[GIVEN INFORMATION — start]

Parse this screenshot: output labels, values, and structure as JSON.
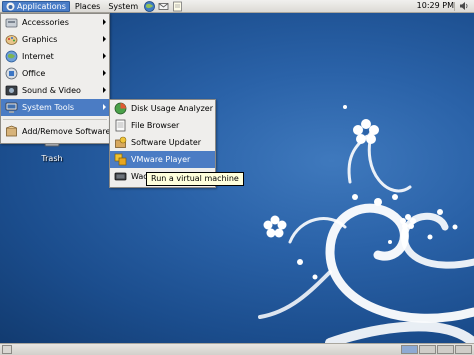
{
  "top_panel": {
    "menus": [
      {
        "label": "Applications",
        "active": true
      },
      {
        "label": "Places",
        "active": false
      },
      {
        "label": "System",
        "active": false
      }
    ],
    "clock": "10:29 PM"
  },
  "desktop": {
    "icons": [
      {
        "label": "Trash",
        "icon": "trash-icon"
      }
    ]
  },
  "applications_menu": {
    "items": [
      {
        "label": "Accessories",
        "icon": "accessories-icon",
        "submenu": true
      },
      {
        "label": "Graphics",
        "icon": "graphics-icon",
        "submenu": true
      },
      {
        "label": "Internet",
        "icon": "internet-icon",
        "submenu": true
      },
      {
        "label": "Office",
        "icon": "office-icon",
        "submenu": true
      },
      {
        "label": "Sound & Video",
        "icon": "sound-video-icon",
        "submenu": true
      },
      {
        "label": "System Tools",
        "icon": "system-tools-icon",
        "submenu": true,
        "highlighted": true
      },
      {
        "label": "Add/Remove Software",
        "icon": "add-remove-software-icon",
        "submenu": false
      }
    ]
  },
  "system_tools_menu": {
    "items": [
      {
        "label": "Disk Usage Analyzer",
        "icon": "disk-usage-analyzer-icon"
      },
      {
        "label": "File Browser",
        "icon": "file-browser-icon"
      },
      {
        "label": "Software Updater",
        "icon": "software-updater-icon"
      },
      {
        "label": "VMware Player",
        "icon": "vmware-player-icon",
        "highlighted": true
      },
      {
        "label": "Wacom",
        "icon": "wacom-icon"
      }
    ]
  },
  "tooltip": {
    "text": "Run a virtual machine"
  },
  "colors": {
    "highlight": "#4b7cc4",
    "desktop_blue": "#2a62a8",
    "menu_bg": "#efeeec"
  }
}
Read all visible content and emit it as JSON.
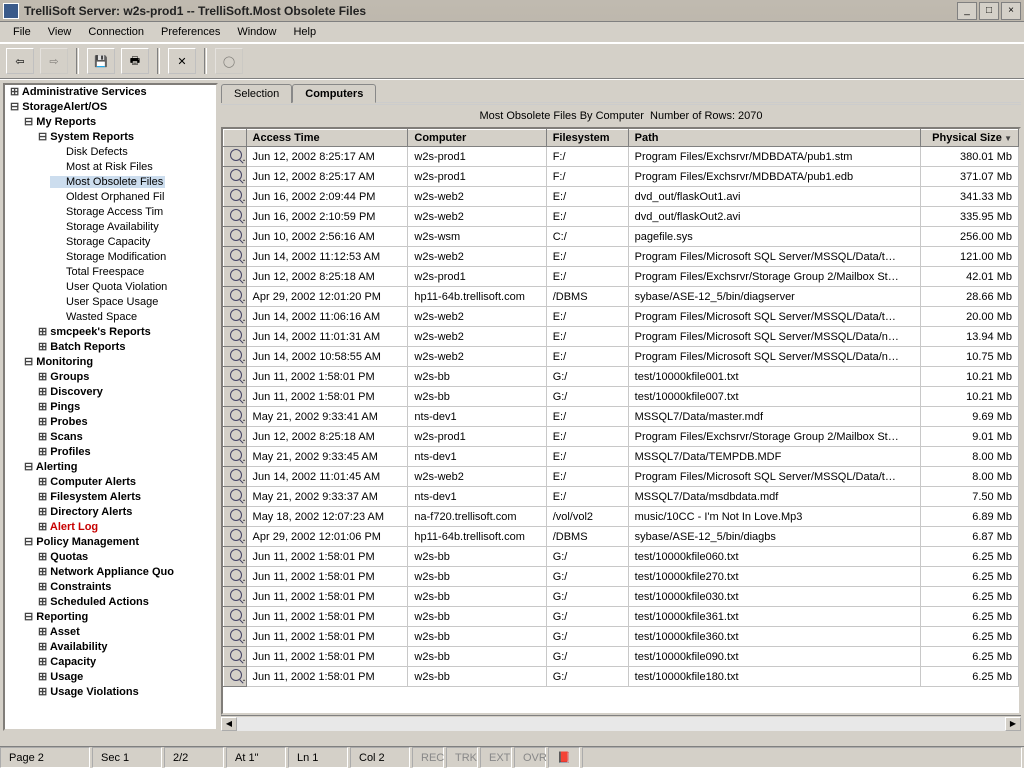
{
  "window": {
    "title": "TrelliSoft Server:  w2s-prod1 -- TrelliSoft.Most Obsolete Files"
  },
  "menu": [
    "File",
    "View",
    "Connection",
    "Preferences",
    "Window",
    "Help"
  ],
  "tree": [
    {
      "t": "node-closed bold",
      "l": "Administrative Services"
    },
    {
      "t": "node bold",
      "l": "StorageAlert/OS",
      "c": [
        {
          "t": "node bold",
          "l": "My Reports",
          "c": [
            {
              "t": "node bold",
              "l": "System Reports",
              "c": [
                {
                  "t": "leaf",
                  "l": "Disk Defects"
                },
                {
                  "t": "leaf",
                  "l": "Most at Risk Files"
                },
                {
                  "t": "leaf sel",
                  "l": "Most Obsolete Files"
                },
                {
                  "t": "leaf",
                  "l": "Oldest Orphaned Fil"
                },
                {
                  "t": "leaf",
                  "l": "Storage Access Tim"
                },
                {
                  "t": "leaf",
                  "l": "Storage Availability"
                },
                {
                  "t": "leaf",
                  "l": "Storage Capacity"
                },
                {
                  "t": "leaf",
                  "l": "Storage Modification"
                },
                {
                  "t": "leaf",
                  "l": "Total Freespace"
                },
                {
                  "t": "leaf",
                  "l": "User Quota Violation"
                },
                {
                  "t": "leaf",
                  "l": "User Space Usage"
                },
                {
                  "t": "leaf",
                  "l": "Wasted Space"
                }
              ]
            },
            {
              "t": "node-closed bold",
              "l": "smcpeek's Reports"
            },
            {
              "t": "node-closed bold",
              "l": "Batch Reports"
            }
          ]
        },
        {
          "t": "node bold",
          "l": "Monitoring",
          "c": [
            {
              "t": "node-closed bold",
              "l": "Groups"
            },
            {
              "t": "node-closed bold",
              "l": "Discovery"
            },
            {
              "t": "node-closed bold",
              "l": "Pings"
            },
            {
              "t": "node-closed bold",
              "l": "Probes"
            },
            {
              "t": "node-closed bold",
              "l": "Scans"
            },
            {
              "t": "node-closed bold",
              "l": "Profiles"
            }
          ]
        },
        {
          "t": "node bold",
          "l": "Alerting",
          "c": [
            {
              "t": "node-closed bold",
              "l": "Computer Alerts"
            },
            {
              "t": "node-closed bold",
              "l": "Filesystem Alerts"
            },
            {
              "t": "node-closed bold",
              "l": "Directory Alerts"
            },
            {
              "t": "node-closed bold red",
              "l": "Alert Log"
            }
          ]
        },
        {
          "t": "node bold",
          "l": "Policy Management",
          "c": [
            {
              "t": "node-closed bold",
              "l": "Quotas"
            },
            {
              "t": "node-closed bold",
              "l": "Network Appliance Quo"
            },
            {
              "t": "node-closed bold",
              "l": "Constraints"
            },
            {
              "t": "node-closed bold",
              "l": "Scheduled Actions"
            }
          ]
        },
        {
          "t": "node bold",
          "l": "Reporting",
          "c": [
            {
              "t": "node-closed bold",
              "l": "Asset"
            },
            {
              "t": "node-closed bold",
              "l": "Availability"
            },
            {
              "t": "node-closed bold",
              "l": "Capacity"
            },
            {
              "t": "node-closed bold",
              "l": "Usage"
            },
            {
              "t": "node-closed bold",
              "l": "Usage Violations"
            }
          ]
        }
      ]
    }
  ],
  "tabs": {
    "items": [
      "Selection",
      "Computers"
    ],
    "active": 1
  },
  "caption": {
    "title": "Most Obsolete Files By Computer",
    "rowcount": "Number of Rows: 2070"
  },
  "columns": [
    {
      "key": "time",
      "label": "Access Time",
      "cls": "c-time"
    },
    {
      "key": "comp",
      "label": "Computer",
      "cls": "c-comp"
    },
    {
      "key": "fs",
      "label": "Filesystem",
      "cls": "c-fs"
    },
    {
      "key": "path",
      "label": "Path",
      "cls": "c-path"
    },
    {
      "key": "size",
      "label": "Physical Size",
      "cls": "c-sz right",
      "sort": true
    }
  ],
  "rows": [
    {
      "time": "Jun 12, 2002 8:25:17 AM",
      "comp": "w2s-prod1",
      "fs": "F:/",
      "path": "Program Files/Exchsrvr/MDBDATA/pub1.stm",
      "size": "380.01 Mb"
    },
    {
      "time": "Jun 12, 2002 8:25:17 AM",
      "comp": "w2s-prod1",
      "fs": "F:/",
      "path": "Program Files/Exchsrvr/MDBDATA/pub1.edb",
      "size": "371.07 Mb"
    },
    {
      "time": "Jun 16, 2002 2:09:44 PM",
      "comp": "w2s-web2",
      "fs": "E:/",
      "path": "dvd_out/flaskOut1.avi",
      "size": "341.33 Mb"
    },
    {
      "time": "Jun 16, 2002 2:10:59 PM",
      "comp": "w2s-web2",
      "fs": "E:/",
      "path": "dvd_out/flaskOut2.avi",
      "size": "335.95 Mb"
    },
    {
      "time": "Jun 10, 2002 2:56:16 AM",
      "comp": "w2s-wsm",
      "fs": "C:/",
      "path": "pagefile.sys",
      "size": "256.00 Mb"
    },
    {
      "time": "Jun 14, 2002 11:12:53 AM",
      "comp": "w2s-web2",
      "fs": "E:/",
      "path": "Program Files/Microsoft SQL Server/MSSQL/Data/t…",
      "size": "121.00 Mb"
    },
    {
      "time": "Jun 12, 2002 8:25:18 AM",
      "comp": "w2s-prod1",
      "fs": "E:/",
      "path": "Program Files/Exchsrvr/Storage Group 2/Mailbox St…",
      "size": "42.01 Mb"
    },
    {
      "time": "Apr 29, 2002 12:01:20 PM",
      "comp": "hp11-64b.trellisoft.com",
      "fs": "/DBMS",
      "path": "sybase/ASE-12_5/bin/diagserver",
      "size": "28.66 Mb"
    },
    {
      "time": "Jun 14, 2002 11:06:16 AM",
      "comp": "w2s-web2",
      "fs": "E:/",
      "path": "Program Files/Microsoft SQL Server/MSSQL/Data/t…",
      "size": "20.00 Mb"
    },
    {
      "time": "Jun 14, 2002 11:01:31 AM",
      "comp": "w2s-web2",
      "fs": "E:/",
      "path": "Program Files/Microsoft SQL Server/MSSQL/Data/n…",
      "size": "13.94 Mb"
    },
    {
      "time": "Jun 14, 2002 10:58:55 AM",
      "comp": "w2s-web2",
      "fs": "E:/",
      "path": "Program Files/Microsoft SQL Server/MSSQL/Data/n…",
      "size": "10.75 Mb"
    },
    {
      "time": "Jun 11, 2002 1:58:01 PM",
      "comp": "w2s-bb",
      "fs": "G:/",
      "path": "test/10000kfile001.txt",
      "size": "10.21 Mb"
    },
    {
      "time": "Jun 11, 2002 1:58:01 PM",
      "comp": "w2s-bb",
      "fs": "G:/",
      "path": "test/10000kfile007.txt",
      "size": "10.21 Mb"
    },
    {
      "time": "May 21, 2002 9:33:41 AM",
      "comp": "nts-dev1",
      "fs": "E:/",
      "path": "MSSQL7/Data/master.mdf",
      "size": "9.69 Mb"
    },
    {
      "time": "Jun 12, 2002 8:25:18 AM",
      "comp": "w2s-prod1",
      "fs": "E:/",
      "path": "Program Files/Exchsrvr/Storage Group 2/Mailbox St…",
      "size": "9.01 Mb"
    },
    {
      "time": "May 21, 2002 9:33:45 AM",
      "comp": "nts-dev1",
      "fs": "E:/",
      "path": "MSSQL7/Data/TEMPDB.MDF",
      "size": "8.00 Mb"
    },
    {
      "time": "Jun 14, 2002 11:01:45 AM",
      "comp": "w2s-web2",
      "fs": "E:/",
      "path": "Program Files/Microsoft SQL Server/MSSQL/Data/t…",
      "size": "8.00 Mb"
    },
    {
      "time": "May 21, 2002 9:33:37 AM",
      "comp": "nts-dev1",
      "fs": "E:/",
      "path": "MSSQL7/Data/msdbdata.mdf",
      "size": "7.50 Mb"
    },
    {
      "time": "May 18, 2002 12:07:23 AM",
      "comp": "na-f720.trellisoft.com",
      "fs": "/vol/vol2",
      "path": "music/10CC - I'm Not In Love.Mp3",
      "size": "6.89 Mb"
    },
    {
      "time": "Apr 29, 2002 12:01:06 PM",
      "comp": "hp11-64b.trellisoft.com",
      "fs": "/DBMS",
      "path": "sybase/ASE-12_5/bin/diagbs",
      "size": "6.87 Mb"
    },
    {
      "time": "Jun 11, 2002 1:58:01 PM",
      "comp": "w2s-bb",
      "fs": "G:/",
      "path": "test/10000kfile060.txt",
      "size": "6.25 Mb"
    },
    {
      "time": "Jun 11, 2002 1:58:01 PM",
      "comp": "w2s-bb",
      "fs": "G:/",
      "path": "test/10000kfile270.txt",
      "size": "6.25 Mb"
    },
    {
      "time": "Jun 11, 2002 1:58:01 PM",
      "comp": "w2s-bb",
      "fs": "G:/",
      "path": "test/10000kfile030.txt",
      "size": "6.25 Mb"
    },
    {
      "time": "Jun 11, 2002 1:58:01 PM",
      "comp": "w2s-bb",
      "fs": "G:/",
      "path": "test/10000kfile361.txt",
      "size": "6.25 Mb"
    },
    {
      "time": "Jun 11, 2002 1:58:01 PM",
      "comp": "w2s-bb",
      "fs": "G:/",
      "path": "test/10000kfile360.txt",
      "size": "6.25 Mb"
    },
    {
      "time": "Jun 11, 2002 1:58:01 PM",
      "comp": "w2s-bb",
      "fs": "G:/",
      "path": "test/10000kfile090.txt",
      "size": "6.25 Mb"
    },
    {
      "time": "Jun 11, 2002 1:58:01 PM",
      "comp": "w2s-bb",
      "fs": "G:/",
      "path": "test/10000kfile180.txt",
      "size": "6.25 Mb"
    }
  ],
  "status": {
    "page": "Page 2",
    "sec": "Sec 1",
    "pages": "2/2",
    "at": "At 1\"",
    "ln": "Ln 1",
    "col": "Col 2",
    "flags": [
      "REC",
      "TRK",
      "EXT",
      "OVR"
    ]
  }
}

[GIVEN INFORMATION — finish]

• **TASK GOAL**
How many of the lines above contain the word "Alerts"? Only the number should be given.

• **WORKED SOLUTION**
3